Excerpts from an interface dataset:
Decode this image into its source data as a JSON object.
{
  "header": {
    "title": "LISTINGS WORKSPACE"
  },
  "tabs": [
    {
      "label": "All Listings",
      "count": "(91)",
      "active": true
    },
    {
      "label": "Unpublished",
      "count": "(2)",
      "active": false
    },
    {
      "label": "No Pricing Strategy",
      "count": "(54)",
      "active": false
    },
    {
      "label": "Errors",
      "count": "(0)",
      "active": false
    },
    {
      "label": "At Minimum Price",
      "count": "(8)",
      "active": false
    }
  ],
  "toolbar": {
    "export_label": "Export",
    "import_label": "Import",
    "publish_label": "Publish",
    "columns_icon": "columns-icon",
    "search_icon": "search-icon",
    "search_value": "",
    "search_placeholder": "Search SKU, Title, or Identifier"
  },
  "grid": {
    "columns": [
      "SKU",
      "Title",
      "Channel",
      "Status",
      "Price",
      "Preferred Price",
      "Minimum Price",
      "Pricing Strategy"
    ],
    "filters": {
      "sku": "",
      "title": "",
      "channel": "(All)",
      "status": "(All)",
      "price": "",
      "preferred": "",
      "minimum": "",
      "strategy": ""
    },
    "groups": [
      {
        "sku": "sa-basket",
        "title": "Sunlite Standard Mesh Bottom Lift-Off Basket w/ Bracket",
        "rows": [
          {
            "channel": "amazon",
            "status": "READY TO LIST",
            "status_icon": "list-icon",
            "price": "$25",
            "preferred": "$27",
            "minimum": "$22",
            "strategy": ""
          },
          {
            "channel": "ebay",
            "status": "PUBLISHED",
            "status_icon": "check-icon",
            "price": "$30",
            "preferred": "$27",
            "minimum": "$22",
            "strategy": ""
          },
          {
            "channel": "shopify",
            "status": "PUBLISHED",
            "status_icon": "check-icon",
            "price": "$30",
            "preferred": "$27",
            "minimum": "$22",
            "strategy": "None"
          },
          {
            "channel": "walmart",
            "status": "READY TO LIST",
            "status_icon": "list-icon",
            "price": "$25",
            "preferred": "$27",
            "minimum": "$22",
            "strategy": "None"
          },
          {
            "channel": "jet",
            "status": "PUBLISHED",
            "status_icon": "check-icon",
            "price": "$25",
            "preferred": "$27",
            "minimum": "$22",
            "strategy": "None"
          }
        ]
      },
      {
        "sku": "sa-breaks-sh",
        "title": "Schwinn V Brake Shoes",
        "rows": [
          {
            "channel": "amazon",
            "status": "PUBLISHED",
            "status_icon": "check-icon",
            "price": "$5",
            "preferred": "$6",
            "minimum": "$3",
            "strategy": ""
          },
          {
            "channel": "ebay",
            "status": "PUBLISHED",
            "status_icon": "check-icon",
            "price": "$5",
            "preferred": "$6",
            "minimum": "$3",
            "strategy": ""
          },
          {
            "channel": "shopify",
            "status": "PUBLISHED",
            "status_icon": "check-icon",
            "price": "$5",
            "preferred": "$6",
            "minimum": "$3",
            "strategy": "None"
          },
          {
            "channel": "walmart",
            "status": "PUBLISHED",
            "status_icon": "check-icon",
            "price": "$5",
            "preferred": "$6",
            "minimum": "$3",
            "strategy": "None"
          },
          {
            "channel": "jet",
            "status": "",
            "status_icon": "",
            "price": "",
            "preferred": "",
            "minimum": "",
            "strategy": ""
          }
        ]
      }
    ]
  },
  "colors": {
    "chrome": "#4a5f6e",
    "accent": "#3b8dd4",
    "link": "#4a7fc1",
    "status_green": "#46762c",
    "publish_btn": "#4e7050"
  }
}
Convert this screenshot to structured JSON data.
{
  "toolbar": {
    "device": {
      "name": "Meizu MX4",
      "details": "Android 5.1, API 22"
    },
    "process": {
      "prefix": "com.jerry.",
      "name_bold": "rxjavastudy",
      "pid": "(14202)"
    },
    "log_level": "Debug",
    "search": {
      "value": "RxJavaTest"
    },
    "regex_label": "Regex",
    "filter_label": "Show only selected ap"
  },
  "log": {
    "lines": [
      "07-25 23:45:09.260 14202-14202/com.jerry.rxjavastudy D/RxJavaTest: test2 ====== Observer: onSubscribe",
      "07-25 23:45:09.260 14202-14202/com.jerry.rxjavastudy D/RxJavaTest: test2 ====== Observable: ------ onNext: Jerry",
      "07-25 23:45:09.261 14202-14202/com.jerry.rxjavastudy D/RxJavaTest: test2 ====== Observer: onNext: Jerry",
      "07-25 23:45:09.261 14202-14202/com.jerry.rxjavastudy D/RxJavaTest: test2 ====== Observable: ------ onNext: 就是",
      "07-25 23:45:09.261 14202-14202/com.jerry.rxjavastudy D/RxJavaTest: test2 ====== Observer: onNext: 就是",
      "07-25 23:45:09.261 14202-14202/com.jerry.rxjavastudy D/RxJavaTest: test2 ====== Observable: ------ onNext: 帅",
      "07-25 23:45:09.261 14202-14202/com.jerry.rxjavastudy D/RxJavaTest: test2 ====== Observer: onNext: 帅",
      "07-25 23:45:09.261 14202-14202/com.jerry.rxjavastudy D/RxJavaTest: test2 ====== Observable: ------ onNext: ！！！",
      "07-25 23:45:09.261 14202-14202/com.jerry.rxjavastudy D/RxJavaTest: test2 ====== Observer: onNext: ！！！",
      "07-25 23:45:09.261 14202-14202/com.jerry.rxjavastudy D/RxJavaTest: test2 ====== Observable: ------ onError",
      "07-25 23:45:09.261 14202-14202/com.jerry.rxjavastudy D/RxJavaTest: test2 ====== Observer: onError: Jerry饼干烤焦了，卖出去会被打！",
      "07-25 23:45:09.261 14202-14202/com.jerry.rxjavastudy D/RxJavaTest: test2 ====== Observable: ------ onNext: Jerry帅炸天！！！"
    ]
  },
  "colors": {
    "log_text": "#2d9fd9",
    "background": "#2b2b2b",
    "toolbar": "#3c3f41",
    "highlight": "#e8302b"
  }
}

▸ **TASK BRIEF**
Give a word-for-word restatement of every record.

▸ **ANSWER TO THIS PROBLEM**
Decode this image into its source data as a JSON object.
{
  "header": {
    "title": "LISTINGS WORKSPACE"
  },
  "tabs": [
    {
      "label": "All Listings",
      "count": "(91)",
      "active": true
    },
    {
      "label": "Unpublished",
      "count": "(2)",
      "active": false
    },
    {
      "label": "No Pricing Strategy",
      "count": "(54)",
      "active": false
    },
    {
      "label": "Errors",
      "count": "(0)",
      "active": false
    },
    {
      "label": "At Minimum Price",
      "count": "(8)",
      "active": false
    }
  ],
  "toolbar": {
    "export_label": "Export",
    "import_label": "Import",
    "publish_label": "Publish",
    "columns_icon": "columns-icon",
    "search_icon": "search-icon",
    "search_value": "",
    "search_placeholder": "Search SKU, Title, or Identifier"
  },
  "grid": {
    "columns": [
      "SKU",
      "Title",
      "Channel",
      "Status",
      "Price",
      "Preferred Price",
      "Minimum Price",
      "Pricing Strategy"
    ],
    "filters": {
      "sku": "",
      "title": "",
      "channel": "(All)",
      "status": "(All)",
      "price": "",
      "preferred": "",
      "minimum": "",
      "strategy": ""
    },
    "groups": [
      {
        "sku": "sa-basket",
        "title": "Sunlite Standard Mesh Bottom Lift-Off Basket w/ Bracket",
        "rows": [
          {
            "channel": "amazon",
            "status": "READY TO LIST",
            "status_icon": "list-icon",
            "price": "$25",
            "preferred": "$27",
            "minimum": "$22",
            "strategy": ""
          },
          {
            "channel": "ebay",
            "status": "PUBLISHED",
            "status_icon": "check-icon",
            "price": "$30",
            "preferred": "$27",
            "minimum": "$22",
            "strategy": ""
          },
          {
            "channel": "shopify",
            "status": "PUBLISHED",
            "status_icon": "check-icon",
            "price": "$30",
            "preferred": "$27",
            "minimum": "$22",
            "strategy": "None"
          },
          {
            "channel": "walmart",
            "status": "READY TO LIST",
            "status_icon": "list-icon",
            "price": "$25",
            "preferred": "$27",
            "minimum": "$22",
            "strategy": "None"
          },
          {
            "channel": "jet",
            "status": "PUBLISHED",
            "status_icon": "check-icon",
            "price": "$25",
            "preferred": "$27",
            "minimum": "$22",
            "strategy": "None"
          }
        ]
      },
      {
        "sku": "sa-breaks-sh",
        "title": "Schwinn V Brake Shoes",
        "rows": [
          {
            "channel": "amazon",
            "status": "PUBLISHED",
            "status_icon": "check-icon",
            "price": "$5",
            "preferred": "$6",
            "minimum": "$3",
            "strategy": ""
          },
          {
            "channel": "ebay",
            "status": "PUBLISHED",
            "status_icon": "check-icon",
            "price": "$5",
            "preferred": "$6",
            "minimum": "$3",
            "strategy": ""
          },
          {
            "channel": "shopify",
            "status": "PUBLISHED",
            "status_icon": "check-icon",
            "price": "$5",
            "preferred": "$6",
            "minimum": "$3",
            "strategy": "None"
          },
          {
            "channel": "walmart",
            "status": "PUBLISHED",
            "status_icon": "check-icon",
            "price": "$5",
            "preferred": "$6",
            "minimum": "$3",
            "strategy": "None"
          },
          {
            "channel": "jet",
            "status": "",
            "status_icon": "",
            "price": "",
            "preferred": "",
            "minimum": "",
            "strategy": ""
          }
        ]
      }
    ]
  },
  "colors": {
    "chrome": "#4a5f6e",
    "accent": "#3b8dd4",
    "link": "#4a7fc1",
    "status_green": "#46762c",
    "publish_btn": "#4e7050"
  }
}
Convert this screenshot to structured JSON data.
{
  "toolbar": {
    "device": {
      "name": "Meizu MX4",
      "details": "Android 5.1, API 22"
    },
    "process": {
      "prefix": "com.jerry.",
      "name_bold": "rxjavastudy",
      "pid": "(14202)"
    },
    "log_level": "Debug",
    "search": {
      "value": "RxJavaTest"
    },
    "regex_label": "Regex",
    "filter_label": "Show only selected ap"
  },
  "log": {
    "lines": [
      "07-25 23:45:09.260 14202-14202/com.jerry.rxjavastudy D/RxJavaTest: test2 ====== Observer: onSubscribe",
      "07-25 23:45:09.260 14202-14202/com.jerry.rxjavastudy D/RxJavaTest: test2 ====== Observable: ------ onNext: Jerry",
      "07-25 23:45:09.261 14202-14202/com.jerry.rxjavastudy D/RxJavaTest: test2 ====== Observer: onNext: Jerry",
      "07-25 23:45:09.261 14202-14202/com.jerry.rxjavastudy D/RxJavaTest: test2 ====== Observable: ------ onNext: 就是",
      "07-25 23:45:09.261 14202-14202/com.jerry.rxjavastudy D/RxJavaTest: test2 ====== Observer: onNext: 就是",
      "07-25 23:45:09.261 14202-14202/com.jerry.rxjavastudy D/RxJavaTest: test2 ====== Observable: ------ onNext: 帅",
      "07-25 23:45:09.261 14202-14202/com.jerry.rxjavastudy D/RxJavaTest: test2 ====== Observer: onNext: 帅",
      "07-25 23:45:09.261 14202-14202/com.jerry.rxjavastudy D/RxJavaTest: test2 ====== Observable: ------ onNext: ！！！",
      "07-25 23:45:09.261 14202-14202/com.jerry.rxjavastudy D/RxJavaTest: test2 ====== Observer: onNext: ！！！",
      "07-25 23:45:09.261 14202-14202/com.jerry.rxjavastudy D/RxJavaTest: test2 ====== Observable: ------ onError",
      "07-25 23:45:09.261 14202-14202/com.jerry.rxjavastudy D/RxJavaTest: test2 ====== Observer: onError: Jerry饼干烤焦了，卖出去会被打！",
      "07-25 23:45:09.261 14202-14202/com.jerry.rxjavastudy D/RxJavaTest: test2 ====== Observable: ------ onNext: Jerry帅炸天！！！"
    ]
  },
  "colors": {
    "log_text": "#2d9fd9",
    "background": "#2b2b2b",
    "toolbar": "#3c3f41",
    "highlight": "#e8302b"
  }
}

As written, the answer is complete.